• TRY IT:
Wherever a line in the material contains the word "password", copy that line.

# # # # #

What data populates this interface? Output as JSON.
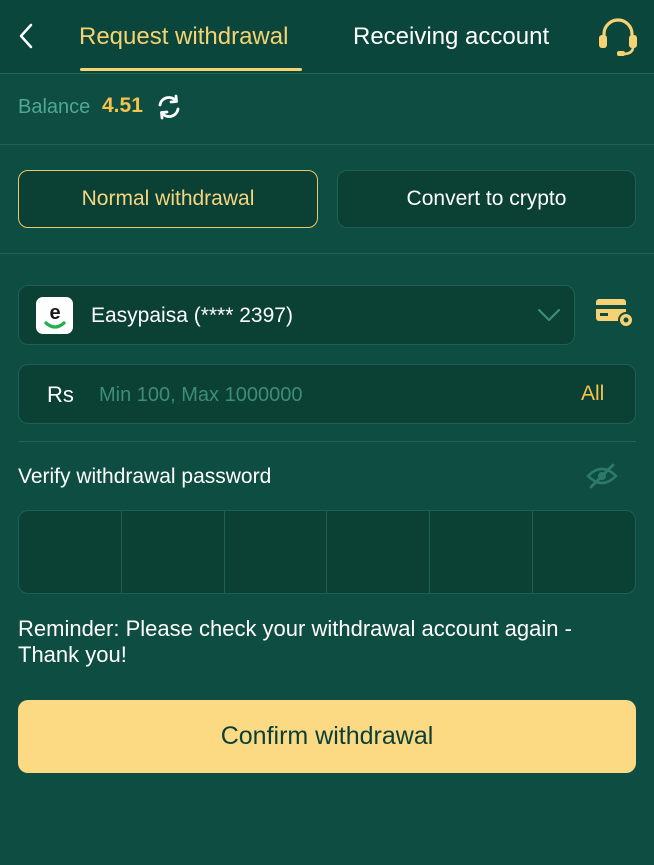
{
  "header": {
    "tabs": [
      {
        "label": "Request withdrawal",
        "active": true
      },
      {
        "label": "Receiving account",
        "active": false
      }
    ],
    "back_icon": "chevron-left-icon",
    "support_icon": "headset-icon"
  },
  "balance": {
    "label": "Balance",
    "value": "4.51",
    "refresh_icon": "refresh-icon"
  },
  "withdrawal_modes": [
    {
      "label": "Normal withdrawal",
      "selected": true
    },
    {
      "label": "Convert to crypto",
      "selected": false
    }
  ],
  "account": {
    "selected": "Easypaisa (**** 2397)",
    "logo_letter": "e",
    "dropdown_icon": "chevron-down-icon",
    "manage_icon": "card-settings-icon"
  },
  "amount": {
    "currency": "Rs",
    "placeholder": "Min 100, Max 1000000",
    "value": "",
    "all_label": "All"
  },
  "password": {
    "label": "Verify withdrawal password",
    "digits": 6,
    "visibility_icon": "eye-off-icon"
  },
  "reminder": {
    "text": "Reminder:  Please check your withdrawal account again - Thank you!"
  },
  "confirm": {
    "label": "Confirm withdrawal"
  },
  "colors": {
    "background": "#0d4d42",
    "header": "#0a463b",
    "accent_gold": "#f7d272",
    "confirm_button": "#fcd983",
    "placeholder": "#3f8c79"
  }
}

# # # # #

• SOLUTION TO THIS TASK:
  "password": {
    "label": "Verify withdrawal password",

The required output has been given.